Come in from the cold. It’s warm in my living room. If you want to use your laptop, the wireless network is “NemoNet”. Yes, here’s the password and yes, I’m a Bogart fan. Like the couch? Yes, it’s very comfortable; I slept on it for a few nights after Nemo died. I wanted to avoid the bedroom because my lady love was working nights. Of course there’s a story about that.
When his cell rang, he pulled into a parking space before answering. The words “he’s gone” were spoken matter-of-factly, belying the desolation, the numbness, the emptiness following a loss.

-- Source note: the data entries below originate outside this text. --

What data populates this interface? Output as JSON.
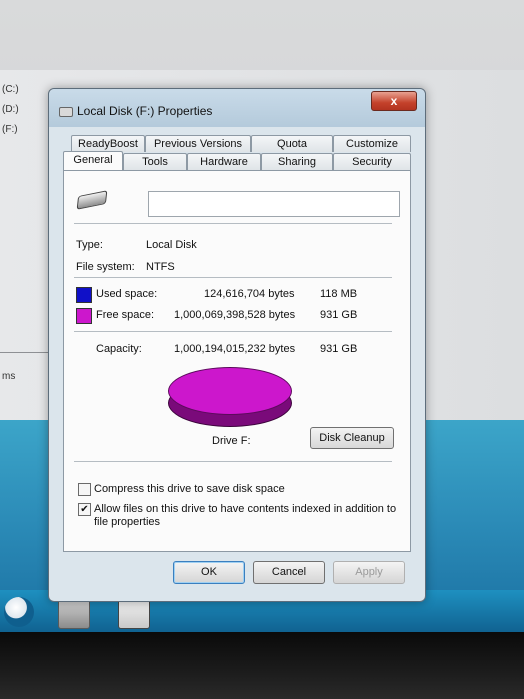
{
  "background": {
    "explorer_drives": [
      "(C:)",
      "(D:)",
      "(F:)"
    ],
    "explorer_status_text": "ms"
  },
  "dialog": {
    "title": "Local Disk (F:) Properties",
    "close_label": "x",
    "tabs_row1": [
      "ReadyBoost",
      "Previous Versions",
      "Quota",
      "Customize"
    ],
    "tabs_row2": [
      "General",
      "Tools",
      "Hardware",
      "Sharing",
      "Security"
    ],
    "active_tab": "General",
    "general": {
      "name_value": "",
      "type_label": "Type:",
      "type_value": "Local Disk",
      "fs_label": "File system:",
      "fs_value": "NTFS",
      "used_label": "Used space:",
      "used_bytes": "124,616,704 bytes",
      "used_size": "118 MB",
      "used_color": "#1010c8",
      "free_label": "Free space:",
      "free_bytes": "1,000,069,398,528 bytes",
      "free_size": "931 GB",
      "free_color": "#cc17cc",
      "capacity_label": "Capacity:",
      "capacity_bytes": "1,000,194,015,232 bytes",
      "capacity_size": "931 GB",
      "drive_label": "Drive F:",
      "disk_cleanup_label": "Disk Cleanup",
      "compress_label": "Compress this drive to save disk space",
      "compress_checked": false,
      "index_label_line1": "Allow files on this drive to have contents indexed in addition to",
      "index_label_line2": "file properties",
      "index_checked": true
    },
    "buttons": {
      "ok": "OK",
      "cancel": "Cancel",
      "apply": "Apply"
    }
  }
}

He paused after the call ended, drinking in the dimness before continuing the drive home.
At home, he approached the small shrine with the serene figurine of the Buddha, paused to secure the buckle of the small black collar, tag attached, then placed it near the candle holder. His gaze fixed on it for what felt like an extended moment before he felt the pull of the night outside his window. Passing headlights, a few lights still on in the houses across the street. Stars, clouds, cold, dark.
He entered his study, the small bed now unoccupied, where Nemo would curl up while his human surfed, wrote, and occasionally smiled, looking to his left and listening to Nemo’s dream-induced near-bark.
The dismal next morning, the sparse conversation during the drive from BART. Through tears, she lamented, “I didn’t get to say goodbye to him.” Her eyes locked on the space on the love seat where he lay every day. Resting after chasing the ball, nails clicking, paws and body sliding on the smooth wooden floors. Raising his head whenever she entered the kitchen, wondering if a treat was forthcoming.
“I want him back.”
The other empty bed, to the left of their own. Shaking off the events of the day each night, head sinking into the pillow, eyes closing, and murmuring, “Good night, Nemo.” The slow drifting off to sleep and in that in-between state, he feels the air thick with memory. The soft pad of paws, the pause as brown eyes turned up to gaze at his humans before the nightly nesting of the cushions, before the curling up, the last sighs of the day, and the closing of the eyelids.
The Arizona sun was warm outside the dorm. He was ten years old, reading Kipling’s story “Red Dog”, feeling the mattress springs on his back. He finished the narrative of Akela’s death and put down the book to look up at the ceiling of the dorm room.
Decades later, he would recall the lines as the physical emptiness of rooms and cushioned furniture weighed on them.
“Howl, dogs! A wolf has died tonight!”
If certain physicists are right, and parallel worlds exist, at times it seems that an intersection presents itself, and that walking the same neighborhood hills and streets, and dog park trails, our paths continue to cross. The waves at the beaches are still there for the retrieval of sticks, Nemo’s strong small legs stroking against the current and bringing him back to the shore to join us. Again and again.
Our lion-hearted boy.
Stay. Stay and wait. We’re here.